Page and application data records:
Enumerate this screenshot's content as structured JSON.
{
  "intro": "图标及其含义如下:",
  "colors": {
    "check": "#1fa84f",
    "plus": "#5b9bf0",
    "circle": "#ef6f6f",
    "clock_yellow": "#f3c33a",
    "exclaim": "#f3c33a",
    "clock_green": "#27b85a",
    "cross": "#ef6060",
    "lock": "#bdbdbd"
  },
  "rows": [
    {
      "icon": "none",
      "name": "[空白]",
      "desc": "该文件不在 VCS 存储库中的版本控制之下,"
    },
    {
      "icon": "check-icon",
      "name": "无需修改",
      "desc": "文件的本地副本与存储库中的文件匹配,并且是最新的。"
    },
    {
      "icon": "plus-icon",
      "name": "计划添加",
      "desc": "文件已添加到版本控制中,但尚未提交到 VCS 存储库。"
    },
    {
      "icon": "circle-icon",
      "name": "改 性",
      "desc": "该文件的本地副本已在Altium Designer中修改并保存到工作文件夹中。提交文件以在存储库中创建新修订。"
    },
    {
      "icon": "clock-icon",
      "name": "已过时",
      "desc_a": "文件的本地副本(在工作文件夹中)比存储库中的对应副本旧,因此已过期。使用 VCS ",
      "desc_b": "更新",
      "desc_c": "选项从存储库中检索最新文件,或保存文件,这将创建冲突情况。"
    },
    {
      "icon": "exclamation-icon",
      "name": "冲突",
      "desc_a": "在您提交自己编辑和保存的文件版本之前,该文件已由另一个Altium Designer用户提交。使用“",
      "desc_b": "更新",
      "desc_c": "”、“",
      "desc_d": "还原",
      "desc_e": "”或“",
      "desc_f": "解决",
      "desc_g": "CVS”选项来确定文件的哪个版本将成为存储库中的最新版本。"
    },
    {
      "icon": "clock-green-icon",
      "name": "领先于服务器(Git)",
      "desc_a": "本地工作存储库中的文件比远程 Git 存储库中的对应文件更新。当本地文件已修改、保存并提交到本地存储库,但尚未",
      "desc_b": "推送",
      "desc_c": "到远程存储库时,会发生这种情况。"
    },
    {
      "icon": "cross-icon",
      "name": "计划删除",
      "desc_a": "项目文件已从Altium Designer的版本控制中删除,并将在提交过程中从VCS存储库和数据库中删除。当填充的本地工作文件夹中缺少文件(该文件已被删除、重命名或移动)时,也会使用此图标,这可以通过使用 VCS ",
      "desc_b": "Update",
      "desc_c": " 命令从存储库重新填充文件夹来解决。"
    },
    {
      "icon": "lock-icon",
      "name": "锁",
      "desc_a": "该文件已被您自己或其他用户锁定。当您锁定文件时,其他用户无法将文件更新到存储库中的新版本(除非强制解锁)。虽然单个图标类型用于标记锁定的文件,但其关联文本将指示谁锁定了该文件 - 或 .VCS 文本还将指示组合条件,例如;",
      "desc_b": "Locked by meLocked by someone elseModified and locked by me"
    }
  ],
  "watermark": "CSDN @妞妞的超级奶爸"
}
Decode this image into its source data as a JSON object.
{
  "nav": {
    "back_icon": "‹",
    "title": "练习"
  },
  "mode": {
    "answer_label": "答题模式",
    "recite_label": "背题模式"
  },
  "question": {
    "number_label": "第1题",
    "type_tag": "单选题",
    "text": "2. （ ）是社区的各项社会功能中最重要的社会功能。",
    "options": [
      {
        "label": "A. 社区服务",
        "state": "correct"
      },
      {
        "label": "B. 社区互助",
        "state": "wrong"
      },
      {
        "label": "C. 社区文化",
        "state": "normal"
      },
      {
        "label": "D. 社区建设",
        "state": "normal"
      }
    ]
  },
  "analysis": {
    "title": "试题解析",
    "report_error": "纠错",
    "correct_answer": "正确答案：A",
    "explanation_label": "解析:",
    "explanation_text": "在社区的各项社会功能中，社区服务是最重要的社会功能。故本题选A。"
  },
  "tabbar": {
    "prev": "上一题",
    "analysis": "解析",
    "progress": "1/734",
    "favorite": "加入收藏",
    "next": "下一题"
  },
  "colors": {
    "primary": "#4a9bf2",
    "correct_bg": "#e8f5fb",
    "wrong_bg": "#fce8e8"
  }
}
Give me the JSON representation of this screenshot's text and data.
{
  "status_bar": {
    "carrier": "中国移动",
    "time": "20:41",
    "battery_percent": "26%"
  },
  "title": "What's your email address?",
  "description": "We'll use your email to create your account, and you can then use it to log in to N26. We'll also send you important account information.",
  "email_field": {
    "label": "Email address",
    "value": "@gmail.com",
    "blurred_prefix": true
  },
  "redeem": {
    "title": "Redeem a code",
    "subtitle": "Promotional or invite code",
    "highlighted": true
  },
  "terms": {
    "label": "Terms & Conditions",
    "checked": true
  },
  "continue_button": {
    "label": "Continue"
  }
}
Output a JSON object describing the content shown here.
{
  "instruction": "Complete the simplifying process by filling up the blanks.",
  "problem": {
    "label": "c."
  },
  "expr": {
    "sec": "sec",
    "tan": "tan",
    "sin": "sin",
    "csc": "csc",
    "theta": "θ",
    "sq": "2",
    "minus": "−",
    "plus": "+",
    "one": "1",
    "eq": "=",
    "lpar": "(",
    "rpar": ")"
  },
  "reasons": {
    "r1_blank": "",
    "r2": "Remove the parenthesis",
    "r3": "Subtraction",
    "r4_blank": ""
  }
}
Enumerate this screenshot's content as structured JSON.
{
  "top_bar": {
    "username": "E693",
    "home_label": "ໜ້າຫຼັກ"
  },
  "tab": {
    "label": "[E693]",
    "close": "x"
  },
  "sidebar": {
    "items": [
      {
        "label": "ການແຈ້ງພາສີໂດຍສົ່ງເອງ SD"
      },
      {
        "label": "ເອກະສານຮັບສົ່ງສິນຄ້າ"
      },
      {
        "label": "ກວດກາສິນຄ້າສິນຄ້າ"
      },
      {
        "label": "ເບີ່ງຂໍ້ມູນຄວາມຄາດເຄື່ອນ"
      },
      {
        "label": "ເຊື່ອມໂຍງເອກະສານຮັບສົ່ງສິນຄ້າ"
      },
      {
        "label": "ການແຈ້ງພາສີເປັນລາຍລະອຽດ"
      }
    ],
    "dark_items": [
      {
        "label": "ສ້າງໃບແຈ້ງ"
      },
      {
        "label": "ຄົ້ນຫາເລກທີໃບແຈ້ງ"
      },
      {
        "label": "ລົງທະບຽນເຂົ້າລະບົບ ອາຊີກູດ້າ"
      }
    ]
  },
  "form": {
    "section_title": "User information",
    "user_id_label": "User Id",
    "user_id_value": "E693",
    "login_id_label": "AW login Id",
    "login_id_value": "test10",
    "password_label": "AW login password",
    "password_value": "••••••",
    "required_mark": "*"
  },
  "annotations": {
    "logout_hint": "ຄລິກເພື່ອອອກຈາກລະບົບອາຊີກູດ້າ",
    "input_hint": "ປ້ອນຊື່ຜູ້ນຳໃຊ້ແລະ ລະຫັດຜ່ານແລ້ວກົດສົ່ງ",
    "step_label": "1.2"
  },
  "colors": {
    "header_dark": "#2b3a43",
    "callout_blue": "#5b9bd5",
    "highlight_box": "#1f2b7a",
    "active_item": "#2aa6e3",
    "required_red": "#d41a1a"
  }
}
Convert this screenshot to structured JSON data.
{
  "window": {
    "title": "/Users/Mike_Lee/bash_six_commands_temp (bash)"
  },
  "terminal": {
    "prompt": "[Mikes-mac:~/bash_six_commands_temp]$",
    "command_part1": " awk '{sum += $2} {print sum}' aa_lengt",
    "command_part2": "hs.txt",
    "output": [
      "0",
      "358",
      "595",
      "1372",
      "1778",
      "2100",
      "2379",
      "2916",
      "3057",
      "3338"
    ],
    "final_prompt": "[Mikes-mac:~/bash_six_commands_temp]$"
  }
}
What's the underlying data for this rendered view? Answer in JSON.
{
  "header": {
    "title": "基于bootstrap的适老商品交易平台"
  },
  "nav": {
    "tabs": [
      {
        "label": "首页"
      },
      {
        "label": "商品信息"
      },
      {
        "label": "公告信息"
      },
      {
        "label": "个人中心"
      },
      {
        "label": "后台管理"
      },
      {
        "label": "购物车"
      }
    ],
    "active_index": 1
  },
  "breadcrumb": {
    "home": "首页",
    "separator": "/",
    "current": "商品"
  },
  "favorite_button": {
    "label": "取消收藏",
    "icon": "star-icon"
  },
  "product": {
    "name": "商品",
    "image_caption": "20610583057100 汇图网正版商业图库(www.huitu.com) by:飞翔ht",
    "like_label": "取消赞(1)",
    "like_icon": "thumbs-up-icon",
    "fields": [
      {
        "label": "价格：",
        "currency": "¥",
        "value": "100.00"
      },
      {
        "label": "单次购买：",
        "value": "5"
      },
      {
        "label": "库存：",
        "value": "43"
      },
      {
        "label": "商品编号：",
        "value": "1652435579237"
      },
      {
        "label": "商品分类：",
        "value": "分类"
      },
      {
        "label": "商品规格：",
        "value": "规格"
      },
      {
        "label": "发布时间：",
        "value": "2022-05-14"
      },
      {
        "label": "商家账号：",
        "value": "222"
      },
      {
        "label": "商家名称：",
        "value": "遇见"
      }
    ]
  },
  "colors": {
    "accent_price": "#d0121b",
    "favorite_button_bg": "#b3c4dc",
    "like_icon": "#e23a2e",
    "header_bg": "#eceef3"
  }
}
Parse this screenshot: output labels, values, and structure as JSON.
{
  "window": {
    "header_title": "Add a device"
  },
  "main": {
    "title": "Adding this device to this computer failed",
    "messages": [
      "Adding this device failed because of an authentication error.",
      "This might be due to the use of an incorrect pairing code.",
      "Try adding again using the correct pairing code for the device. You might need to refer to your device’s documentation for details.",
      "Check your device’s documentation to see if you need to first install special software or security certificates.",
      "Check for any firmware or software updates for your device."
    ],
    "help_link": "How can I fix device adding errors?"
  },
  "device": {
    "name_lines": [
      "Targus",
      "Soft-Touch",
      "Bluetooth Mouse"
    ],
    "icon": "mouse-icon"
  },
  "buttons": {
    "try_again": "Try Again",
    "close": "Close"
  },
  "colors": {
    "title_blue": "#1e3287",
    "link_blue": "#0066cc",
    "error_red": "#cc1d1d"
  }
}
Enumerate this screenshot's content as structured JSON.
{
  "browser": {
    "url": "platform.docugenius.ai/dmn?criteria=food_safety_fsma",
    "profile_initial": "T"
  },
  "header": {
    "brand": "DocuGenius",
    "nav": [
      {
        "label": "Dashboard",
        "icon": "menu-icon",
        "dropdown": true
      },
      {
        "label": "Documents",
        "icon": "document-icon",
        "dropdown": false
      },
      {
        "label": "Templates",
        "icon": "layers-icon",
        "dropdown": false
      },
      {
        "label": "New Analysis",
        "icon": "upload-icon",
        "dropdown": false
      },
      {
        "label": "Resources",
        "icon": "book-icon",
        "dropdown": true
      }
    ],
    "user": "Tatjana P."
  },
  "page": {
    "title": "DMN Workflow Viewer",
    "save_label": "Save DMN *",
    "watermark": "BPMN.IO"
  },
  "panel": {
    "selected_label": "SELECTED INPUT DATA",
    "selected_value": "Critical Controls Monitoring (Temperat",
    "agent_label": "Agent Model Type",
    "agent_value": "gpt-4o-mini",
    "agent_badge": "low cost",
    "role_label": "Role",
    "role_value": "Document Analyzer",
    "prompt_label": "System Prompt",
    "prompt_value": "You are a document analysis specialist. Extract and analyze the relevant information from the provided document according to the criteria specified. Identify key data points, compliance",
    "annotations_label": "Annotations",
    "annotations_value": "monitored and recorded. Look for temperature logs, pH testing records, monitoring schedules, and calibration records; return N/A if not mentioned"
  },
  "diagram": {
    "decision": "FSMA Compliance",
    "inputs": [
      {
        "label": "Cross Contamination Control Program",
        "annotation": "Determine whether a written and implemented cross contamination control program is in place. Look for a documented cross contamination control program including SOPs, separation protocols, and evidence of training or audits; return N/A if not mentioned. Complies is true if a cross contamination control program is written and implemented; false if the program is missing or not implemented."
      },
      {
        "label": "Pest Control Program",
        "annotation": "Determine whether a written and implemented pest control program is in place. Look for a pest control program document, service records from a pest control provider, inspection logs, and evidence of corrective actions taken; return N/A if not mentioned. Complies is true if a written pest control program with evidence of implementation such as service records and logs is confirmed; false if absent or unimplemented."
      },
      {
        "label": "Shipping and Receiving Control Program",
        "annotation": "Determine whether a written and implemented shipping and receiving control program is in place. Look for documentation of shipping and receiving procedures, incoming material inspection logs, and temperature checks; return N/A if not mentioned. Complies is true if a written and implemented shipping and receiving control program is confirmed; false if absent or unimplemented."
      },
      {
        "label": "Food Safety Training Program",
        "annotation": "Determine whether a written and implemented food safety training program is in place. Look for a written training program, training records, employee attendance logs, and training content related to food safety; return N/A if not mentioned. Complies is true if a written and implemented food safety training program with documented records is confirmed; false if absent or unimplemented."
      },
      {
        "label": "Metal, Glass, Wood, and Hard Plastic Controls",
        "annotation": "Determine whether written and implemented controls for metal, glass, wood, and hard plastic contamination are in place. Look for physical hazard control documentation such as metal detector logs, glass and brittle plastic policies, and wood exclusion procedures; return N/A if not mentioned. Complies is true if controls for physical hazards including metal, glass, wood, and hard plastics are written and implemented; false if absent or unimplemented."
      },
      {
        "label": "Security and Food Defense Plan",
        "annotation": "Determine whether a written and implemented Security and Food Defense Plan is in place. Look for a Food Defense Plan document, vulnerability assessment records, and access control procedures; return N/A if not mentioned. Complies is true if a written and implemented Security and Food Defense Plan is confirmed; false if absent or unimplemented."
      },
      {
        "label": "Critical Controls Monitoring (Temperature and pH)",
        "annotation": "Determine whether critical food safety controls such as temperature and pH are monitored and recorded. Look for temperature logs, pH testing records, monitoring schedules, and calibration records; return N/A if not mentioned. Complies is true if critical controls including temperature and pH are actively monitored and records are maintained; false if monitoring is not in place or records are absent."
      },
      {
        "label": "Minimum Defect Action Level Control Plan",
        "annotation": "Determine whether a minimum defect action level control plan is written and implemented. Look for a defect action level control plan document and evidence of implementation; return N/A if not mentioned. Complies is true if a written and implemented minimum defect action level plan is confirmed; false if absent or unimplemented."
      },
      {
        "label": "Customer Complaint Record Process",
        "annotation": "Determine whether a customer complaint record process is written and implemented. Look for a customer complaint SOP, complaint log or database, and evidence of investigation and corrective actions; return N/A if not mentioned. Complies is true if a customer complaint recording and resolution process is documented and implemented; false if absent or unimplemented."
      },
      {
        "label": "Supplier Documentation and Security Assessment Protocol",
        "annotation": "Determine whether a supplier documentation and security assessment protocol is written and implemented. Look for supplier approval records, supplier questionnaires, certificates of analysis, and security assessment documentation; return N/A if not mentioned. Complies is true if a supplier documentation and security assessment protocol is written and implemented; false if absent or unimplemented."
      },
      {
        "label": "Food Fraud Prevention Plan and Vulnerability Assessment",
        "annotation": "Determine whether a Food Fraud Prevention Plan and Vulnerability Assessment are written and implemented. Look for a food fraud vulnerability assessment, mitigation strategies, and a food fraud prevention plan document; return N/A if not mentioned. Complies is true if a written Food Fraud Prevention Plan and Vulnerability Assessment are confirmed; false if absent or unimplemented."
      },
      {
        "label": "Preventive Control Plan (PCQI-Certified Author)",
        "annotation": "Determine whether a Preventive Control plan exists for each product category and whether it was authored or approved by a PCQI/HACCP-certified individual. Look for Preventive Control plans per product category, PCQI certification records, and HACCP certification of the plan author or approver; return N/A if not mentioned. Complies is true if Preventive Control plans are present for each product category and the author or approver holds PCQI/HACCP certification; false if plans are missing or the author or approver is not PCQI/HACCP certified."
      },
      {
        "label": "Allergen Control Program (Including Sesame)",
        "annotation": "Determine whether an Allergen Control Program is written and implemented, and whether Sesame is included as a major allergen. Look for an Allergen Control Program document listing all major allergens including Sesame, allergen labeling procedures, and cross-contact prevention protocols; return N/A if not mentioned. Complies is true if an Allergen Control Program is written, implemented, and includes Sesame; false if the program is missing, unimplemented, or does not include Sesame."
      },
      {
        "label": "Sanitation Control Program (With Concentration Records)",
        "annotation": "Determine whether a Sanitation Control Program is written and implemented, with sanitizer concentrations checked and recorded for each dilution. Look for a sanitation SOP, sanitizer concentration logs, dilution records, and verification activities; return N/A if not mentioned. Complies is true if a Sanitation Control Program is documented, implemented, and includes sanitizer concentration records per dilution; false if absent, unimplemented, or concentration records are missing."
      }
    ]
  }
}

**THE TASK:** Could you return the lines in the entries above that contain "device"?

**SOLUTION TO THE PROBLEM:**
    "header_title": "Add a device"
    "title": "Adding this device to this computer failed",
      "Adding this device failed because of an authentication error.",
      "Try adding again using the correct pairing code for the device. You might need to refer to your device’s documentation for details.",
      "Check your device’s documentation to see if you need to first install special software or security certificates.",
      "Check for any firmware or software updates for your device."
    "help_link": "How can I fix device adding errors?"
  "device": {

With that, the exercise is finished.